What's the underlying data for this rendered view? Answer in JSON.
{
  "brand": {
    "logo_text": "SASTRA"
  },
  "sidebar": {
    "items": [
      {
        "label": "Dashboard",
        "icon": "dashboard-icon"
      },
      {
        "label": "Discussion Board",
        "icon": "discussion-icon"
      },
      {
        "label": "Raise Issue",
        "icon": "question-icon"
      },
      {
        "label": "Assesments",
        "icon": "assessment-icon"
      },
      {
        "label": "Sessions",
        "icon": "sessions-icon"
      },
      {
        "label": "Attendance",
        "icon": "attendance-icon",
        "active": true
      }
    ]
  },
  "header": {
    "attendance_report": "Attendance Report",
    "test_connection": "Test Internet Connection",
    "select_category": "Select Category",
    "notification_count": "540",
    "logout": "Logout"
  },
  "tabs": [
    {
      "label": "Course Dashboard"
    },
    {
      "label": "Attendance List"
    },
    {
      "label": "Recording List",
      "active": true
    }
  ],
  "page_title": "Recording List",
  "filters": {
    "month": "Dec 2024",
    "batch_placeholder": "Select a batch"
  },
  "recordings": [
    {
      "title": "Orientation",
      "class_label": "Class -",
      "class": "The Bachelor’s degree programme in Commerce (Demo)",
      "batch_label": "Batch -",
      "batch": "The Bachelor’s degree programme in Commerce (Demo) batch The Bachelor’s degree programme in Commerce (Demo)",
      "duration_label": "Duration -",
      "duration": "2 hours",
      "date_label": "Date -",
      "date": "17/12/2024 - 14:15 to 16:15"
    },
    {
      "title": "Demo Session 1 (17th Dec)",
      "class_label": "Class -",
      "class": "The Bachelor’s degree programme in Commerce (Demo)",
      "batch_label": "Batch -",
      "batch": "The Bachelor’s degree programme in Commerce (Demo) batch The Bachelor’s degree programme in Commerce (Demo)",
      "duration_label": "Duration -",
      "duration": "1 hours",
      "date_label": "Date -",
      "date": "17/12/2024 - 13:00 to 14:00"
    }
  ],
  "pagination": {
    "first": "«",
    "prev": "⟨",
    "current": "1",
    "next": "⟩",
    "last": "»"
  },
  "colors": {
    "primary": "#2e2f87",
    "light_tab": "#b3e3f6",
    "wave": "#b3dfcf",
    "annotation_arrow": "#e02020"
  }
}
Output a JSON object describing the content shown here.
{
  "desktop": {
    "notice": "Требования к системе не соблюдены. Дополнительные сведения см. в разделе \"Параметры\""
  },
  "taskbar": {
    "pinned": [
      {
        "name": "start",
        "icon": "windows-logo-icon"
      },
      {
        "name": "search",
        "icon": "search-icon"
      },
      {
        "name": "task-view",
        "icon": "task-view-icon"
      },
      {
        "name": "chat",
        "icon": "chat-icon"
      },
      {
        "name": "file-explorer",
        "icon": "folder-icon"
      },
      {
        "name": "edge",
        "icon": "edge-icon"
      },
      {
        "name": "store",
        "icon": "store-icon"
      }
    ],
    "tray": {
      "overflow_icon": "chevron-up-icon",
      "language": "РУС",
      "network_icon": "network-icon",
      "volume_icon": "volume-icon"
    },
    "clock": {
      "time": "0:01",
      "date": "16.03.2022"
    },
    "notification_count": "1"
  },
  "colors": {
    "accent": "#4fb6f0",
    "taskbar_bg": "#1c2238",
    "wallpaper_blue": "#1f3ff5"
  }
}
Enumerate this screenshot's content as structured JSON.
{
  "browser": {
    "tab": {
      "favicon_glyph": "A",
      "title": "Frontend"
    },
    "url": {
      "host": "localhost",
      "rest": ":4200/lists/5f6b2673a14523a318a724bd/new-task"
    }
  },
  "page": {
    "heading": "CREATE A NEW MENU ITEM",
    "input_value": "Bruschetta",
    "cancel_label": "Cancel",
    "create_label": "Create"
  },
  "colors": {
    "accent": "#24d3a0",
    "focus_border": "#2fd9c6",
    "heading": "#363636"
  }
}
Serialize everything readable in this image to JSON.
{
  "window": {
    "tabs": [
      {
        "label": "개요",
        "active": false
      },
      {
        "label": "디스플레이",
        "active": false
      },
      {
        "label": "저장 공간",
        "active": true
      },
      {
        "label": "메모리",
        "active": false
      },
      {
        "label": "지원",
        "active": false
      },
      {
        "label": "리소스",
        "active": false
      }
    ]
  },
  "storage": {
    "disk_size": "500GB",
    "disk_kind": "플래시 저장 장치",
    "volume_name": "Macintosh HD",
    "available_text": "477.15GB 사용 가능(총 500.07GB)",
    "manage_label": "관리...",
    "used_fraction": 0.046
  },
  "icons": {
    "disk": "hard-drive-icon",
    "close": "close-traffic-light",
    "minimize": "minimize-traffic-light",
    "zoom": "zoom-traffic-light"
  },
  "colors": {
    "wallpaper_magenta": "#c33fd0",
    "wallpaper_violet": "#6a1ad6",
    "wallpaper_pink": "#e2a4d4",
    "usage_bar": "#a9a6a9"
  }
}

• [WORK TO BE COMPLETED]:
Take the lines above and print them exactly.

• [RESULT]:
What's the underlying data for this rendered view? Answer in JSON.
{
  "brand": {
    "logo_text": "SASTRA"
  },
  "sidebar": {
    "items": [
      {
        "label": "Dashboard",
        "icon": "dashboard-icon"
      },
      {
        "label": "Discussion Board",
        "icon": "discussion-icon"
      },
      {
        "label": "Raise Issue",
        "icon": "question-icon"
      },
      {
        "label": "Assesments",
        "icon": "assessment-icon"
      },
      {
        "label": "Sessions",
        "icon": "sessions-icon"
      },
      {
        "label": "Attendance",
        "icon": "attendance-icon",
        "active": true
      }
    ]
  },
  "header": {
    "attendance_report": "Attendance Report",
    "test_connection": "Test Internet Connection",
    "select_category": "Select Category",
    "notification_count": "540",
    "logout": "Logout"
  },
  "tabs": [
    {
      "label": "Course Dashboard"
    },
    {
      "label": "Attendance List"
    },
    {
      "label": "Recording List",
      "active": true
    }
  ],
  "page_title": "Recording List",
  "filters": {
    "month": "Dec 2024",
    "batch_placeholder": "Select a batch"
  },
  "recordings": [
    {
      "title": "Orientation",
      "class_label": "Class -",
      "class": "The Bachelor’s degree programme in Commerce (Demo)",
      "batch_label": "Batch -",
      "batch": "The Bachelor’s degree programme in Commerce (Demo) batch The Bachelor’s degree programme in Commerce (Demo)",
      "duration_label": "Duration -",
      "duration": "2 hours",
      "date_label": "Date -",
      "date": "17/12/2024 - 14:15 to 16:15"
    },
    {
      "title": "Demo Session 1 (17th Dec)",
      "class_label": "Class -",
      "class": "The Bachelor’s degree programme in Commerce (Demo)",
      "batch_label": "Batch -",
      "batch": "The Bachelor’s degree programme in Commerce (Demo) batch The Bachelor’s degree programme in Commerce (Demo)",
      "duration_label": "Duration -",
      "duration": "1 hours",
      "date_label": "Date -",
      "date": "17/12/2024 - 13:00 to 14:00"
    }
  ],
  "pagination": {
    "first": "«",
    "prev": "⟨",
    "current": "1",
    "next": "⟩",
    "last": "»"
  },
  "colors": {
    "primary": "#2e2f87",
    "light_tab": "#b3e3f6",
    "wave": "#b3dfcf",
    "annotation_arrow": "#e02020"
  }
}
Output a JSON object describing the content shown here.
{
  "desktop": {
    "notice": "Требования к системе не соблюдены. Дополнительные сведения см. в разделе \"Параметры\""
  },
  "taskbar": {
    "pinned": [
      {
        "name": "start",
        "icon": "windows-logo-icon"
      },
      {
        "name": "search",
        "icon": "search-icon"
      },
      {
        "name": "task-view",
        "icon": "task-view-icon"
      },
      {
        "name": "chat",
        "icon": "chat-icon"
      },
      {
        "name": "file-explorer",
        "icon": "folder-icon"
      },
      {
        "name": "edge",
        "icon": "edge-icon"
      },
      {
        "name": "store",
        "icon": "store-icon"
      }
    ],
    "tray": {
      "overflow_icon": "chevron-up-icon",
      "language": "РУС",
      "network_icon": "network-icon",
      "volume_icon": "volume-icon"
    },
    "clock": {
      "time": "0:01",
      "date": "16.03.2022"
    },
    "notification_count": "1"
  },
  "colors": {
    "accent": "#4fb6f0",
    "taskbar_bg": "#1c2238",
    "wallpaper_blue": "#1f3ff5"
  }
}
Enumerate this screenshot's content as structured JSON.
{
  "browser": {
    "tab": {
      "favicon_glyph": "A",
      "title": "Frontend"
    },
    "url": {
      "host": "localhost",
      "rest": ":4200/lists/5f6b2673a14523a318a724bd/new-task"
    }
  },
  "page": {
    "heading": "CREATE A NEW MENU ITEM",
    "input_value": "Bruschetta",
    "cancel_label": "Cancel",
    "create_label": "Create"
  },
  "colors": {
    "accent": "#24d3a0",
    "focus_border": "#2fd9c6",
    "heading": "#363636"
  }
}
Serialize everything readable in this image to JSON.
{
  "window": {
    "tabs": [
      {
        "label": "개요",
        "active": false
      },
      {
        "label": "디스플레이",
        "active": false
      },
      {
        "label": "저장 공간",
        "active": true
      },
      {
        "label": "메모리",
        "active": false
      },
      {
        "label": "지원",
        "active": false
      },
      {
        "label": "리소스",
        "active": false
      }
    ]
  },
  "storage": {
    "disk_size": "500GB",
    "disk_kind": "플래시 저장 장치",
    "volume_name": "Macintosh HD",
    "available_text": "477.15GB 사용 가능(총 500.07GB)",
    "manage_label": "관리...",
    "used_fraction": 0.046
  },
  "icons": {
    "disk": "hard-drive-icon",
    "close": "close-traffic-light",
    "minimize": "minimize-traffic-light",
    "zoom": "zoom-traffic-light"
  },
  "colors": {
    "wallpaper_magenta": "#c33fd0",
    "wallpaper_violet": "#6a1ad6",
    "wallpaper_pink": "#e2a4d4",
    "usage_bar": "#a9a6a9"
  }
}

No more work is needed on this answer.